December 11, 2007

Bugs in Space: Can They Survive?

Catching a
free ride to Mars takes more than sticking out a thumb, but some hardy Earth
bacteria could survive as hitchhikers clinging to the outside of spacecraft,
studies have shown.

Now a set
of experiments going up with space shuttle Atlantis to the International Space
Station will test how exposure to the harshness of space might change bacteria
during a simulated
Mars mission

are interested in understanding what types of damage are induced in cells and
their DNA by exposure to space, what types of mutations may be induced, and how
these mutations might drive evolutionary adaptation to the extreme selective
environment of Mars," said Wayne Nicholson, a University of Florida
Institute of Food and Agricultural Sciences astrobiologist working from NASA's
Space Life Sciences Laboratory at the Kennedy Space Center.

previous tests exposed different microbes to the space environment for up to
six years, Nicholson noted that the experiments mostly "tested whether the
bugs could survive long-term exposure to space" as opposed to seeing how
the bacteria changed in response to space radiation.

that can survive extreme environments interest researchers for several reasons.
Any Earth bacteria that escaped NASA's
"clean rooms"
and took a trip to Mars might contaminate efforts
to find evidence of Martian life.

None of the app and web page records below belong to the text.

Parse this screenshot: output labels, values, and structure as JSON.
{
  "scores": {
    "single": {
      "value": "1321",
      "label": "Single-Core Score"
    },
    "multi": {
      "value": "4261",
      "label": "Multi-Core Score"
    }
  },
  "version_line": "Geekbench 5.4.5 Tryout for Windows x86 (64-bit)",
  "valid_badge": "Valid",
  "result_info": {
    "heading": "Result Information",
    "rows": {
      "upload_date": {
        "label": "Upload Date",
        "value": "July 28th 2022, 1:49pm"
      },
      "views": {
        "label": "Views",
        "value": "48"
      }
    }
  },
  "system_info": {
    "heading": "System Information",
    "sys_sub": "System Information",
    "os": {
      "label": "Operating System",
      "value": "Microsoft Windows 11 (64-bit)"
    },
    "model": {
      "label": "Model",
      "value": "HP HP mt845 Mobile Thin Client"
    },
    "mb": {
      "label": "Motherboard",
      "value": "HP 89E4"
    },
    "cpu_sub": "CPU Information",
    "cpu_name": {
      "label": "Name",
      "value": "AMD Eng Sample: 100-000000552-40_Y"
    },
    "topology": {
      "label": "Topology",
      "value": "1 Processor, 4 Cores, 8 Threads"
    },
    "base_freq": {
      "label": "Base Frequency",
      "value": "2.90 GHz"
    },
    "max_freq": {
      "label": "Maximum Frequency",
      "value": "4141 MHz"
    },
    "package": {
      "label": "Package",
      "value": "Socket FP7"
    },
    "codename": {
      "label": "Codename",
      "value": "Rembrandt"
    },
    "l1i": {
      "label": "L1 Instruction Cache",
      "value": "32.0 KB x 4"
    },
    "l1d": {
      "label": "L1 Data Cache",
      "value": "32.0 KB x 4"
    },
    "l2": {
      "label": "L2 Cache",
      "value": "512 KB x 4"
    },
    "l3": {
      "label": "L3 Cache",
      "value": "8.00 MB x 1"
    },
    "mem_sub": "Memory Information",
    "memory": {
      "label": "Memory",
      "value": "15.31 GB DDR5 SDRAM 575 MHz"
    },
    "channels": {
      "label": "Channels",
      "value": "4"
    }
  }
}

Looking beyond, bacteria that can survive
long space journeys on comets or interplanetary shards also provide evidence
supporting the panspermia
that the seeds of life are everywhere and can survive hopscotch
trips from one space object to the next.

The current
shuttle experiment—a collaborative effort between the University of Florida,
NASA, the European Space Agency and the German Aerospace Center (DLR) in Cologne—will
take place for more than a year on an external space station platform called
EXPOSE. That platform will be installed outside of ESA's Columbus
laboratory module
upon delivery by space shuttle Atlantis flight STS-122.

immediate goals right now are to hope for a safe launch and deployment, and to
work on our simulations and ground control experiments so that we will be
completely prepared for processing the samples when they return from Earth
orbit," Nicholson said.